After DeRozan’s second winning goal, Zach LaVine perfectly summed up the courage of his running mate saying, “I thank God we have DeMar DeRozan on our team.” That presence as a calming force is DeRozan’s value that cannot be measured by any statistics.
Who knows where Chicago would be without him?
MORE: Is the Hall of Fame within reach of DeRozan?
In terms of stats that can be counted, DeRozan’s 26.2 points per game currently rank seventh among qualified players, behind only Antetokounmpo, Curry, Durant, James, Embiid and Trae Young – four former MVPs, one of the MVP finalists from last season and a future MVP. candidate. It is not bad company.
So why not DeRozan?
DeRozan receiving MVP chants on the line 👀 pic.twitter.com/jssfxgh0hT
– NBA on ESPN (@ESPNNBA) January 8, 2022
Over the course of his 13-year career, DeRozan finished in the top 15 in MVP only twice: in 2016-17 he finished 11th and in 2017-18 he finished eighth. As good as it was in each of those seasons, it has been even better this year.
A three-year stint in San Antonio played an important role in DeRozan’s continued improvement on the other side of 30, as evidenced by his comfort in an atypical role with Chicago this season. According to Cleaning The Glass, DeRozan has played 74 percent of his minutes at power forward this season, continuing the trend of a gradual rise that began in San Antonio.
As if his full display play from the four position isn’t impressive enough, he’s doing it alongside other dominant ball creators like LaVine, Lonzo Ball and Nikola Vucevic.
This season, DeRozan has been malleable, but domineering, which is pretty impressive when you think about it.

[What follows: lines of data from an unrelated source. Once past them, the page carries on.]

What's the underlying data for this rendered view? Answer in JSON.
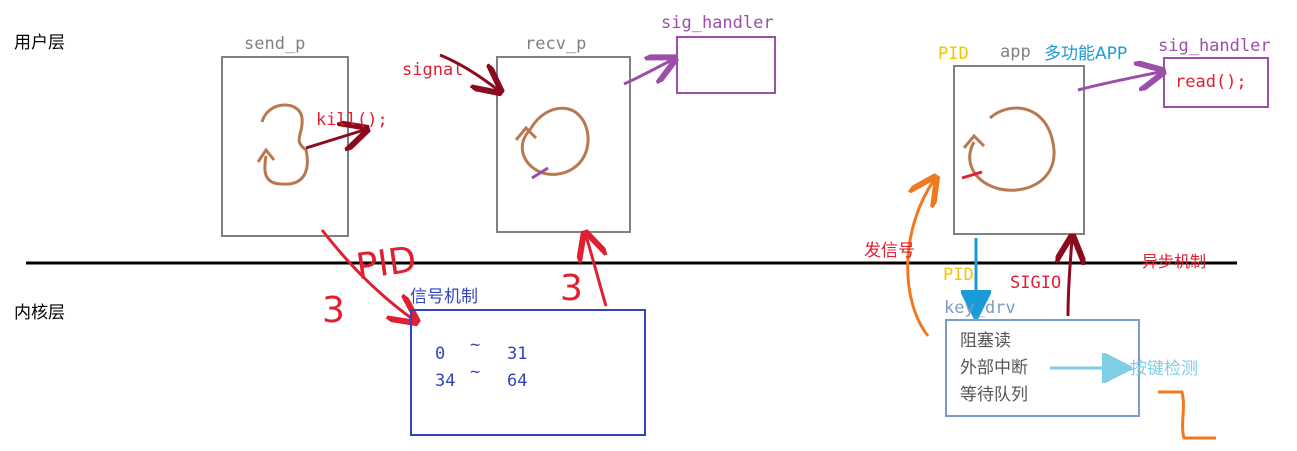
{
  "layers": {
    "user": "用户层",
    "kernel": "内核层",
    "async": "异步机制"
  },
  "processes": {
    "send_p": "send_p",
    "recv_p": "recv_p",
    "sig_handler_left": "sig_handler",
    "app": "app",
    "app_desc": "多功能APP",
    "sig_handler_right": "sig_handler",
    "read_call": "read();"
  },
  "labels": {
    "kill": "kill();",
    "signal": "signal",
    "pid_big": "PID",
    "three_left": "3",
    "three_right": "3",
    "signal_mech": "信号机制",
    "range1_lo": "0",
    "range1_hi": "31",
    "range2_lo": "34",
    "range2_hi": "64",
    "tilde": "~",
    "pid_app": "PID",
    "pid_drv": "PID",
    "send_signal": "发信号",
    "sigio": "SIGIO",
    "key_drv": "key_drv",
    "blocking_read": "阻塞读",
    "ext_irq": "外部中断",
    "wait_queue": "等待队列",
    "key_detect": "按键检测"
  },
  "colors": {
    "box_gray": "#808080",
    "purple": "#9b4fa8",
    "red": "#e02030",
    "dark_red": "#8b0a1e",
    "brown": "#b87850",
    "blue": "#3344bb",
    "cyan": "#1a9ad6",
    "steel_blue": "#7a9cc8",
    "light_cyan": "#80cde6",
    "orange": "#f07820",
    "yellow": "#f5c400"
  }
}
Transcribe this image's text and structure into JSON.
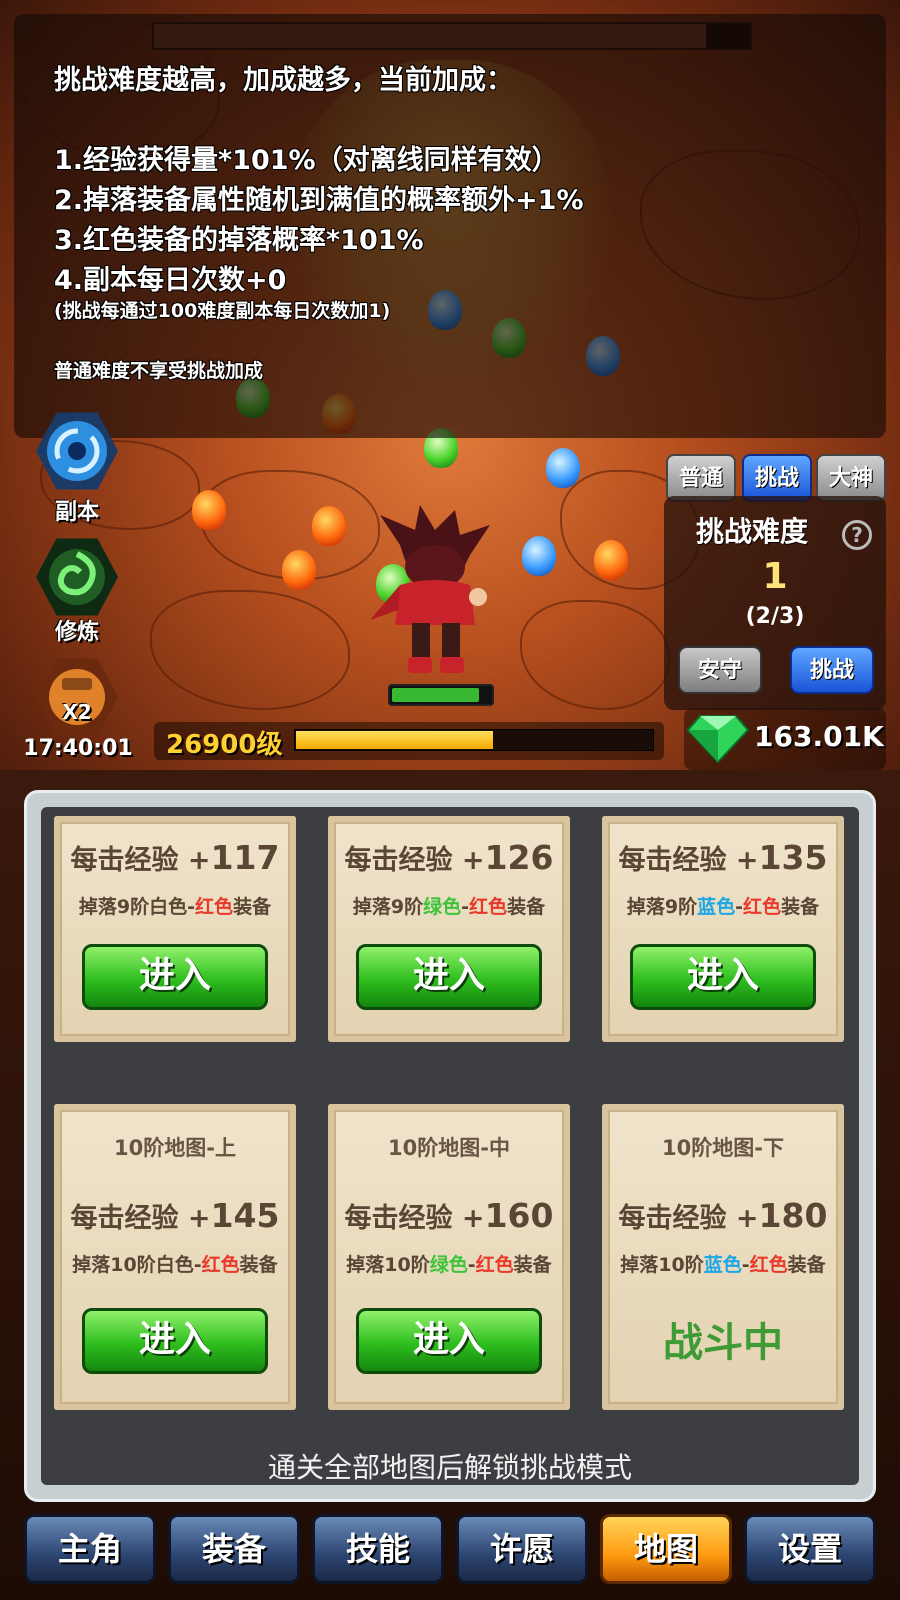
{
  "info": {
    "header": "挑战难度越高，加成越多，当前加成：",
    "line1": "1.经验获得量*101%（对离线同样有效）",
    "line2": "2.掉落装备属性随机到满值的概率额外+1%",
    "line3": "3.红色装备的掉落概率*101%",
    "line4": "4.副本每日次数+0",
    "note": "(挑战每通过100难度副本每日次数加1)",
    "footer": "普通难度不享受挑战加成"
  },
  "side": {
    "dungeon_label": "副本",
    "train_label": "修炼",
    "boost_label": "X2",
    "timer": "17:40:01"
  },
  "hero": {
    "hp_fraction": 0.85
  },
  "level": {
    "label": "26900级",
    "xp_fraction": 0.55
  },
  "currency": {
    "gems": "163.01K"
  },
  "mode": {
    "tab_normal": "普通",
    "tab_challenge": "挑战",
    "tab_master": "大神",
    "title": "挑战难度",
    "help": "?",
    "value": "1",
    "count": "(2/3)",
    "safe_btn": "安守",
    "challenge_btn": "挑战"
  },
  "cards": [
    {
      "exp_label": "每击经验 +",
      "exp_value": "117",
      "drop_pre": "掉落9阶",
      "drop_c1": "白色",
      "drop_sep": "-",
      "drop_c2": "红色",
      "drop_post": "装备",
      "action": "进入"
    },
    {
      "exp_label": "每击经验 +",
      "exp_value": "126",
      "drop_pre": "掉落9阶",
      "drop_c1": "绿色",
      "drop_sep": "-",
      "drop_c2": "红色",
      "drop_post": "装备",
      "action": "进入"
    },
    {
      "exp_label": "每击经验 +",
      "exp_value": "135",
      "drop_pre": "掉落9阶",
      "drop_c1": "蓝色",
      "drop_sep": "-",
      "drop_c2": "红色",
      "drop_post": "装备",
      "action": "进入"
    },
    {
      "map": "10阶地图-上",
      "exp_label": "每击经验 +",
      "exp_value": "145",
      "drop_pre": "掉落10阶",
      "drop_c1": "白色",
      "drop_sep": "-",
      "drop_c2": "红色",
      "drop_post": "装备",
      "action": "进入"
    },
    {
      "map": "10阶地图-中",
      "exp_label": "每击经验 +",
      "exp_value": "160",
      "drop_pre": "掉落10阶",
      "drop_c1": "绿色",
      "drop_sep": "-",
      "drop_c2": "红色",
      "drop_post": "装备",
      "action": "进入"
    },
    {
      "map": "10阶地图-下",
      "exp_label": "每击经验 +",
      "exp_value": "180",
      "drop_pre": "掉落10阶",
      "drop_c1": "蓝色",
      "drop_sep": "-",
      "drop_c2": "红色",
      "drop_post": "装备",
      "status": "战斗中"
    }
  ],
  "unlock_note": "通关全部地图后解锁挑战模式",
  "nav": [
    "主角",
    "装备",
    "技能",
    "许愿",
    "地图",
    "设置"
  ],
  "colors": {
    "accent_gold": "#ffd030",
    "nav_active": "#ff9a10",
    "enter_green": "#2fbe1e",
    "challenge_blue": "#1a54d8"
  }
}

Perhaps the most important sign of DeRozan’s commitment to victory is an increased willingness to go for his 3-point shot. Before discarding DeRozan’s 2.1 3-point attempts per game, it’s important to recognize that he is shooting a career-best 35.2 percent from beyond the arc and has hit 25 3-pointers in 35 games. In perspective, DeRozan made a total of 35 3-pointers during his entire three-year stint with the Spurs, which spanned 206 regular-season games.
DeRozan’s willingness to take, and make, triples is part of what this team needs to be at its best. Even the smallest difference in floor space can open things up for everyone on the floor.

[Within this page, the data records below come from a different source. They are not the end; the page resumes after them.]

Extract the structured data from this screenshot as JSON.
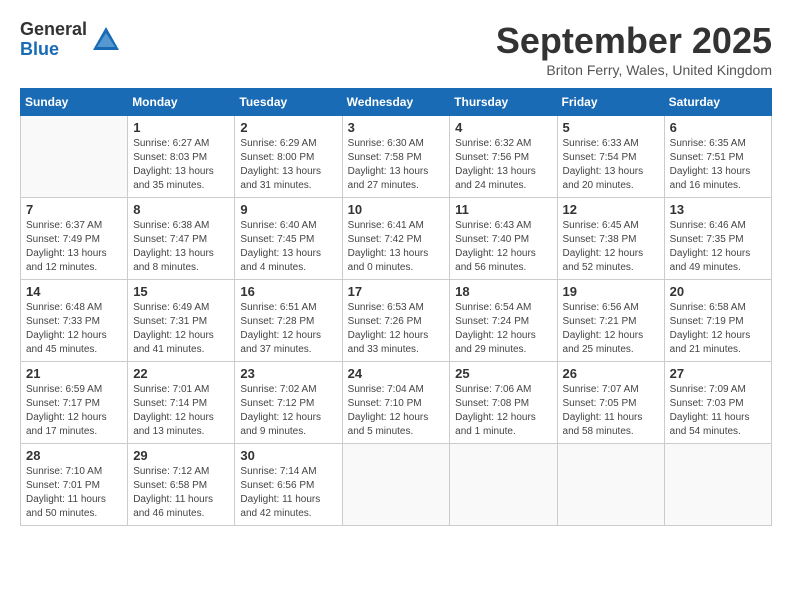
{
  "header": {
    "logo_general": "General",
    "logo_blue": "Blue",
    "month_title": "September 2025",
    "location": "Briton Ferry, Wales, United Kingdom"
  },
  "days_of_week": [
    "Sunday",
    "Monday",
    "Tuesday",
    "Wednesday",
    "Thursday",
    "Friday",
    "Saturday"
  ],
  "weeks": [
    [
      {
        "day": "",
        "info": ""
      },
      {
        "day": "1",
        "info": "Sunrise: 6:27 AM\nSunset: 8:03 PM\nDaylight: 13 hours\nand 35 minutes."
      },
      {
        "day": "2",
        "info": "Sunrise: 6:29 AM\nSunset: 8:00 PM\nDaylight: 13 hours\nand 31 minutes."
      },
      {
        "day": "3",
        "info": "Sunrise: 6:30 AM\nSunset: 7:58 PM\nDaylight: 13 hours\nand 27 minutes."
      },
      {
        "day": "4",
        "info": "Sunrise: 6:32 AM\nSunset: 7:56 PM\nDaylight: 13 hours\nand 24 minutes."
      },
      {
        "day": "5",
        "info": "Sunrise: 6:33 AM\nSunset: 7:54 PM\nDaylight: 13 hours\nand 20 minutes."
      },
      {
        "day": "6",
        "info": "Sunrise: 6:35 AM\nSunset: 7:51 PM\nDaylight: 13 hours\nand 16 minutes."
      }
    ],
    [
      {
        "day": "7",
        "info": "Sunrise: 6:37 AM\nSunset: 7:49 PM\nDaylight: 13 hours\nand 12 minutes."
      },
      {
        "day": "8",
        "info": "Sunrise: 6:38 AM\nSunset: 7:47 PM\nDaylight: 13 hours\nand 8 minutes."
      },
      {
        "day": "9",
        "info": "Sunrise: 6:40 AM\nSunset: 7:45 PM\nDaylight: 13 hours\nand 4 minutes."
      },
      {
        "day": "10",
        "info": "Sunrise: 6:41 AM\nSunset: 7:42 PM\nDaylight: 13 hours\nand 0 minutes."
      },
      {
        "day": "11",
        "info": "Sunrise: 6:43 AM\nSunset: 7:40 PM\nDaylight: 12 hours\nand 56 minutes."
      },
      {
        "day": "12",
        "info": "Sunrise: 6:45 AM\nSunset: 7:38 PM\nDaylight: 12 hours\nand 52 minutes."
      },
      {
        "day": "13",
        "info": "Sunrise: 6:46 AM\nSunset: 7:35 PM\nDaylight: 12 hours\nand 49 minutes."
      }
    ],
    [
      {
        "day": "14",
        "info": "Sunrise: 6:48 AM\nSunset: 7:33 PM\nDaylight: 12 hours\nand 45 minutes."
      },
      {
        "day": "15",
        "info": "Sunrise: 6:49 AM\nSunset: 7:31 PM\nDaylight: 12 hours\nand 41 minutes."
      },
      {
        "day": "16",
        "info": "Sunrise: 6:51 AM\nSunset: 7:28 PM\nDaylight: 12 hours\nand 37 minutes."
      },
      {
        "day": "17",
        "info": "Sunrise: 6:53 AM\nSunset: 7:26 PM\nDaylight: 12 hours\nand 33 minutes."
      },
      {
        "day": "18",
        "info": "Sunrise: 6:54 AM\nSunset: 7:24 PM\nDaylight: 12 hours\nand 29 minutes."
      },
      {
        "day": "19",
        "info": "Sunrise: 6:56 AM\nSunset: 7:21 PM\nDaylight: 12 hours\nand 25 minutes."
      },
      {
        "day": "20",
        "info": "Sunrise: 6:58 AM\nSunset: 7:19 PM\nDaylight: 12 hours\nand 21 minutes."
      }
    ],
    [
      {
        "day": "21",
        "info": "Sunrise: 6:59 AM\nSunset: 7:17 PM\nDaylight: 12 hours\nand 17 minutes."
      },
      {
        "day": "22",
        "info": "Sunrise: 7:01 AM\nSunset: 7:14 PM\nDaylight: 12 hours\nand 13 minutes."
      },
      {
        "day": "23",
        "info": "Sunrise: 7:02 AM\nSunset: 7:12 PM\nDaylight: 12 hours\nand 9 minutes."
      },
      {
        "day": "24",
        "info": "Sunrise: 7:04 AM\nSunset: 7:10 PM\nDaylight: 12 hours\nand 5 minutes."
      },
      {
        "day": "25",
        "info": "Sunrise: 7:06 AM\nSunset: 7:08 PM\nDaylight: 12 hours\nand 1 minute."
      },
      {
        "day": "26",
        "info": "Sunrise: 7:07 AM\nSunset: 7:05 PM\nDaylight: 11 hours\nand 58 minutes."
      },
      {
        "day": "27",
        "info": "Sunrise: 7:09 AM\nSunset: 7:03 PM\nDaylight: 11 hours\nand 54 minutes."
      }
    ],
    [
      {
        "day": "28",
        "info": "Sunrise: 7:10 AM\nSunset: 7:01 PM\nDaylight: 11 hours\nand 50 minutes."
      },
      {
        "day": "29",
        "info": "Sunrise: 7:12 AM\nSunset: 6:58 PM\nDaylight: 11 hours\nand 46 minutes."
      },
      {
        "day": "30",
        "info": "Sunrise: 7:14 AM\nSunset: 6:56 PM\nDaylight: 11 hours\nand 42 minutes."
      },
      {
        "day": "",
        "info": ""
      },
      {
        "day": "",
        "info": ""
      },
      {
        "day": "",
        "info": ""
      },
      {
        "day": "",
        "info": ""
      }
    ]
  ]
}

It also helps that DeRozan’s two ring shots came from beyond the arc. The impact on winning can’t be much more direct than that.

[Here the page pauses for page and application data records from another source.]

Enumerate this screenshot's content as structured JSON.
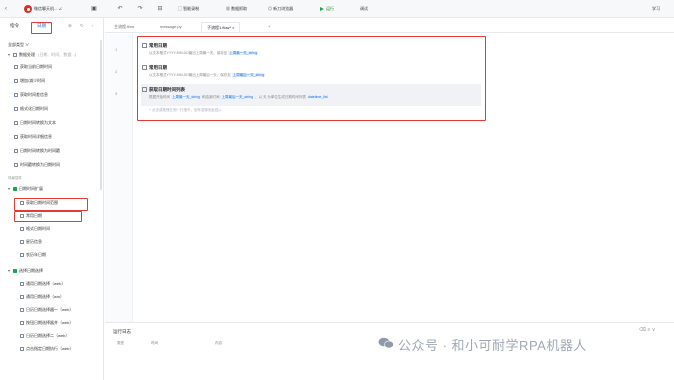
{
  "toolbar": {
    "app_title": "微信聊天机... ∠",
    "undo": "↶",
    "redo": "↷",
    "smart_record": "智能录制",
    "data_crawl": "数据抓取",
    "new_browser": "新刀浏览器",
    "run": "运行",
    "debug": "调试",
    "right_label": "学习"
  },
  "sidebar": {
    "tab_instructions": "指令",
    "tab_date": "日期",
    "filter": "全部类型 ∨",
    "data_panel": "数据处理",
    "data_panel_hint": "(日期、时间、数据...)",
    "items": [
      "获取当前日期时间",
      "增加/减少时间",
      "获取时间差信息",
      "格式化日期时间",
      "日期时间转换为文本",
      "获取时间详细信息",
      "日期时间转换为时间戳",
      "时间戳转换为日期时间"
    ],
    "section_scene": "场景插件",
    "group_ext": "日期时间扩展",
    "ext_items": [
      "获取日期时间范围",
      "常用日期",
      "格式日期时间",
      "星历信息",
      "农历年日期"
    ],
    "group_pick": "选择日期选择",
    "pick_items": [
      "通用日期选择（web）",
      "通用日期选择（win）",
      "日历日期选择器一（web）",
      "按钮日期选择器并（web）",
      "日历日期选择二（web）",
      "点击指定日期执行（web）"
    ]
  },
  "file_tabs": [
    "主流程.flow",
    "message.py",
    "子流程1.flow*",
    "×",
    "+"
  ],
  "editor": {
    "line_numbers": [
      "1",
      "2",
      "3"
    ],
    "steps": [
      {
        "title": "常用日期",
        "desc_pre": "以文本格式YYYY-MM-DD输出上周最一天，保存至",
        "pill": "上周最一天_string"
      },
      {
        "title": "常用日期",
        "desc_pre": "以文本格式YYYY-MM-DD输出上周最后一天，保存至",
        "pill": "上周最后一天_string"
      },
      {
        "title": "获取日期时间列表",
        "desc_pre": "根据开始时间",
        "pill": "上周最一天_string",
        "desc_mid": "和结束时间",
        "pill2": "上周最后一天_string",
        "desc_tail": "，以 天 为单位生成日期时间列表",
        "pill3": "datetime_list"
      }
    ],
    "add_hint": "+ 点击或拖拽左侧一行指令，回车选择到此插入"
  },
  "log": {
    "title": "运行日志",
    "col_type": "类型",
    "col_time": "时间",
    "col_content": "内容",
    "ctrl_icons": "⌫ ≡ ∨"
  },
  "watermark": "公众号 · 和小可耐学RPA机器人"
}
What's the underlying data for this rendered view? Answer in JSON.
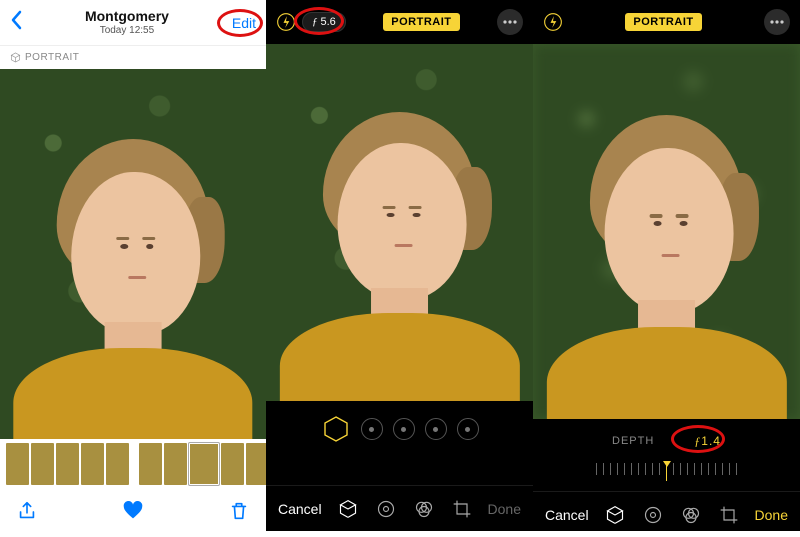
{
  "pane1": {
    "header": {
      "album_name": "Montgomery",
      "timestamp": "Today 12:55",
      "edit_label": "Edit"
    },
    "mode_tag": "PORTRAIT",
    "thumbnail_count": 10,
    "selected_thumbnail_index": 7,
    "toolbar": {
      "share": "share-icon",
      "favorite": "heart-icon",
      "delete": "trash-icon",
      "favorited": true
    }
  },
  "pane2": {
    "aperture_pill": {
      "symbol": "ƒ",
      "value": "5.6"
    },
    "mode_badge": "PORTRAIT",
    "effects_count": 5,
    "effects_selected_index": 0,
    "toolbar": {
      "cancel": "Cancel",
      "done": "Done"
    }
  },
  "pane3": {
    "mode_badge": "PORTRAIT",
    "depth": {
      "label": "DEPTH",
      "symbol": "ƒ",
      "value": "1.4"
    },
    "ruler_ticks": 21,
    "toolbar": {
      "cancel": "Cancel",
      "done": "Done"
    }
  },
  "colors": {
    "ios_blue": "#007aff",
    "edit_gold": "#f7d437",
    "annotation_red": "#d11"
  }
}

Ultimately, winning is what DeRozan’s MVP case will come down to. In the 2016-17 season, the Raptors finished third in the East with a 51-31 record, while they finished first in the East with a 59-23 franchise record in the 2017-18 season.
According to FiveThirtyEight’s RAPTOR forecast, the Bulls are currently projected to finish atop the Eastern Conference with a 51-31 record. If DeRozan can maintain this level of play for the remainder of the season and propel this franchise to the No. 1 seed for the first time in 10 seasons, the MVP noise should get louder.
Your place in the discussion will have been rightfully earned.